(Image: Private Media/Tom Red)

Just as the government was recently releasing its Intergenerational Report spelling out, yet again, the need for higher productivity, more migration and higher participation to protect us from the consequences of an ageing population, it was busily undermining its message.

On July 1, changes to the allocations and priorities of the government's skilled migration program commenced, in which -- according to then population minister Alan Tudge last year when he announced them -- "priority within the skill stream will be given to Global Talent [visas], the Business Innovation and Investment Program (BIIP), and Employer-Sponsored visas". That included the doubling of the number of BIIP visas to 13,500 in the 2020 budget and the tripling of Global Talent visas to 15,000.

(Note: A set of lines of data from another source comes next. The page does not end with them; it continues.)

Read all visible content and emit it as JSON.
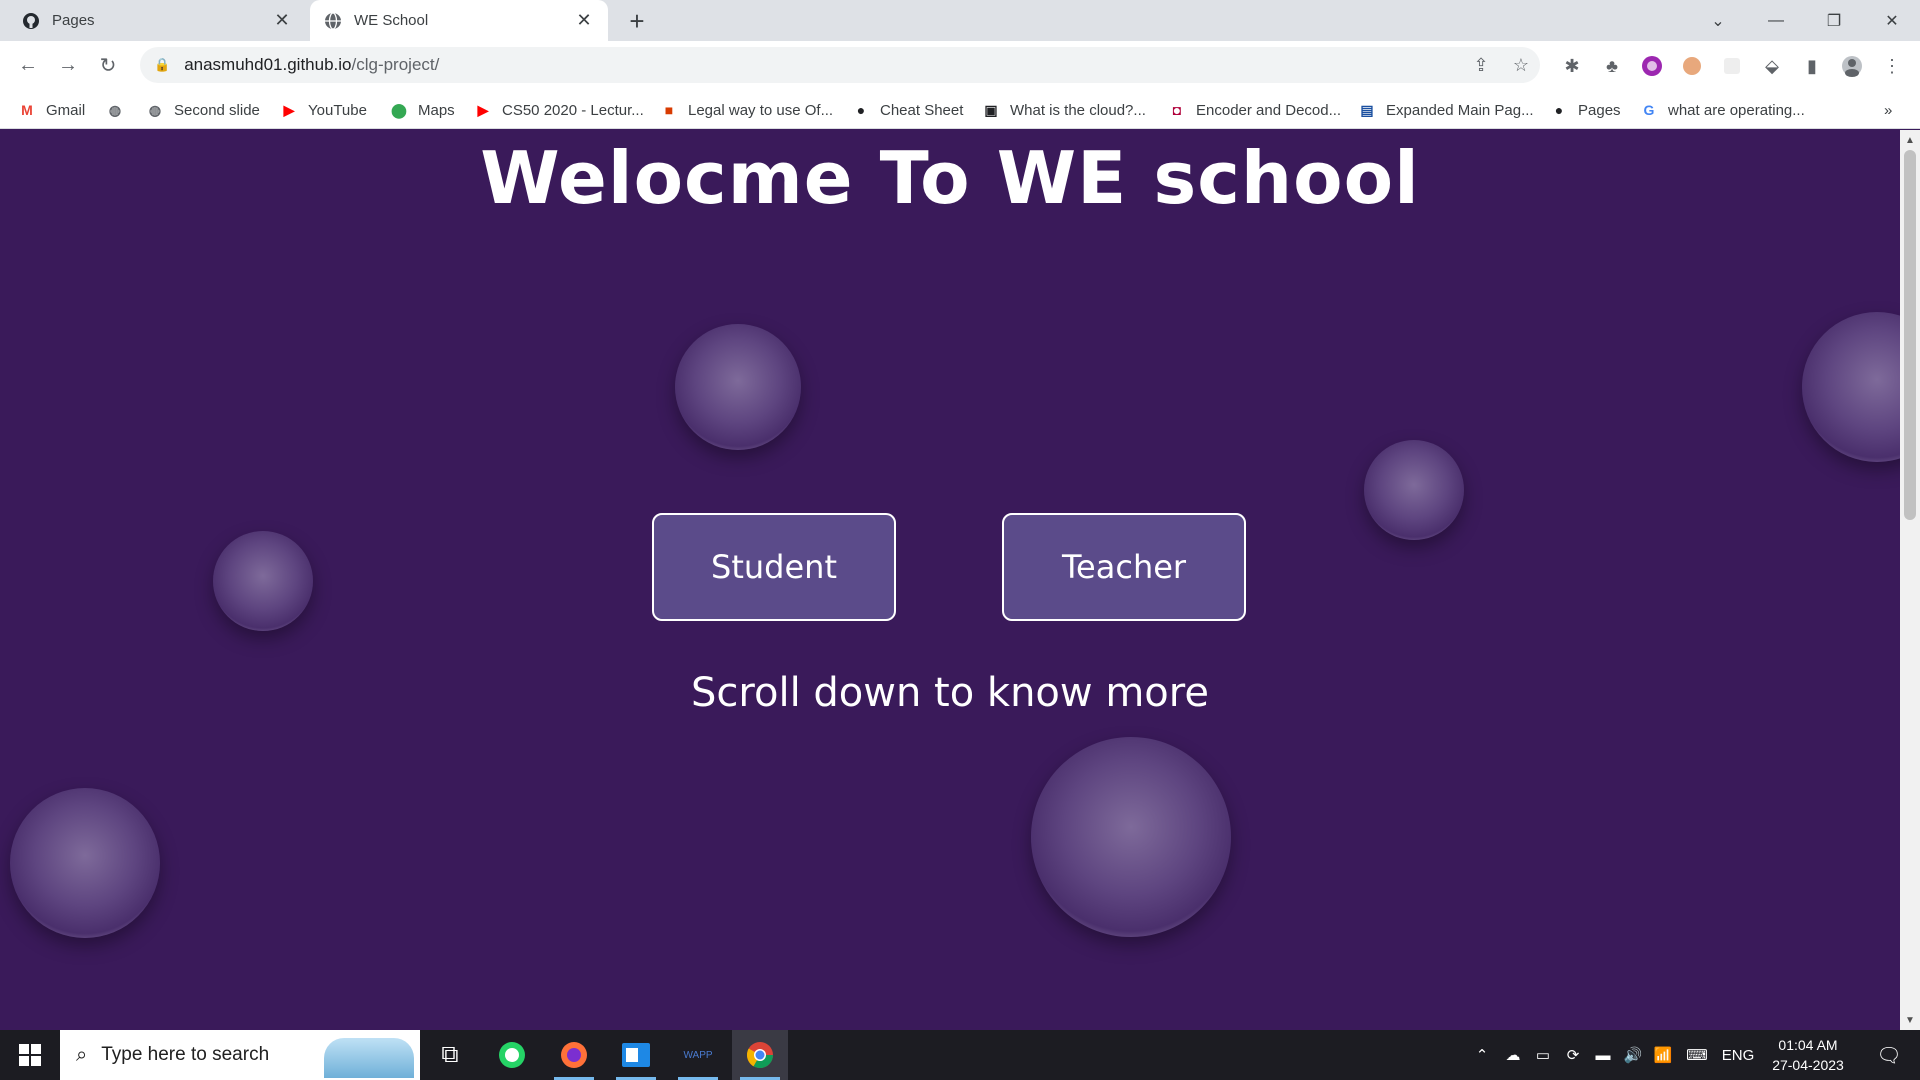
{
  "browser": {
    "tabs": [
      {
        "title": "Pages",
        "icon": "github-icon",
        "active": false
      },
      {
        "title": "WE School",
        "icon": "globe-icon",
        "active": true
      }
    ],
    "address": {
      "domain": "anasmuhd01.github.io",
      "path": "/clg-project/"
    },
    "bookmarks": [
      {
        "label": "Gmail",
        "icon": "gmail-icon",
        "color": "#ea4335"
      },
      {
        "label": "",
        "icon": "globe-icon",
        "color": "#5f6368"
      },
      {
        "label": "Second slide",
        "icon": "globe-icon",
        "color": "#5f6368"
      },
      {
        "label": "YouTube",
        "icon": "youtube-icon",
        "color": "#ff0000"
      },
      {
        "label": "Maps",
        "icon": "maps-icon",
        "color": "#34a853"
      },
      {
        "label": "CS50 2020 - Lectur...",
        "icon": "youtube-icon",
        "color": "#ff0000"
      },
      {
        "label": "Legal way to use Of...",
        "icon": "office-icon",
        "color": "#d83b01"
      },
      {
        "label": "Cheat Sheet",
        "icon": "cheatsheet-icon",
        "color": "#202124"
      },
      {
        "label": "What is the cloud?...",
        "icon": "terminal-icon",
        "color": "#202124"
      },
      {
        "label": "Encoder and Decod...",
        "icon": "chip-icon",
        "color": "#b0003a"
      },
      {
        "label": "Expanded Main Pag...",
        "icon": "table-icon",
        "color": "#1a4fa0"
      },
      {
        "label": "Pages",
        "icon": "github-icon",
        "color": "#202124"
      },
      {
        "label": "what are operating...",
        "icon": "google-icon",
        "color": "#4285f4"
      }
    ]
  },
  "page": {
    "headline": "Welocme To WE school",
    "student_label": "Student",
    "teacher_label": "Teacher",
    "scroll_text": "Scroll down to know more"
  },
  "taskbar": {
    "search_placeholder": "Type here to search",
    "apps": [
      "task-view-icon",
      "whatsapp-icon",
      "firefox-icon",
      "outlook-icon",
      "wapp-icon",
      "chrome-icon"
    ],
    "wapp_label": "WAPP",
    "language": "ENG",
    "time": "01:04 AM",
    "date": "27-04-2023"
  },
  "colors": {
    "page_bg": "#3a1a5a",
    "button_bg": "#5b4b8a",
    "accent": "#76b9ed"
  }
}
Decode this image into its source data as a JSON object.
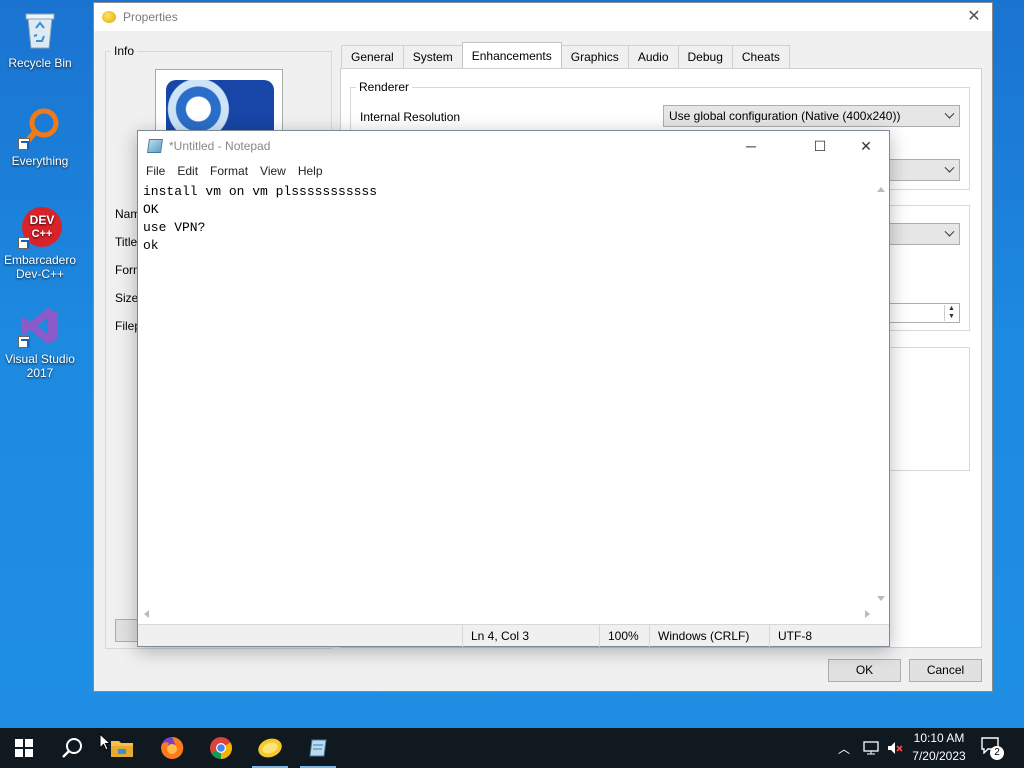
{
  "desktop": {
    "icons": [
      {
        "label": "Recycle Bin"
      },
      {
        "label": "Everything"
      },
      {
        "label": "Embarcadero Dev-C++",
        "glyph": "DEV C++"
      },
      {
        "label": "Visual Studio 2017"
      }
    ]
  },
  "properties": {
    "title": "Properties",
    "info_group": "Info",
    "info_labels": [
      "Nam",
      "Title",
      "Form",
      "Size",
      "Filep"
    ],
    "tabs": [
      "General",
      "System",
      "Enhancements",
      "Graphics",
      "Audio",
      "Debug",
      "Cheats"
    ],
    "active_tab": "Enhancements",
    "renderer_group": "Renderer",
    "internal_resolution_label": "Internal Resolution",
    "internal_resolution_value": "Use global configuration (Native (400x240))",
    "ok_label": "OK",
    "cancel_label": "Cancel"
  },
  "notepad": {
    "title": "*Untitled - Notepad",
    "menu": [
      "File",
      "Edit",
      "Format",
      "View",
      "Help"
    ],
    "content": "install vm on vm plsssssssssss\nOK\nuse VPN?\nok",
    "status": {
      "position": "Ln 4, Col 3",
      "zoom": "100%",
      "line_ending": "Windows (CRLF)",
      "encoding": "UTF-8"
    }
  },
  "taskbar": {
    "time": "10:10 AM",
    "date": "7/20/2023",
    "notification_count": "2"
  },
  "colors": {
    "desktop": "#1a73d0",
    "taskbar": "#101820",
    "accent": "#0078d7"
  }
}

The BIIP category means that 13,500 people a year will in effect be able to purchase a visa for long-term residency in Australia -- and a pathway to permanent residency -- if they can bring enough assets with them, on the basis that they will be bringing additional innovation, business skills and investment into the country.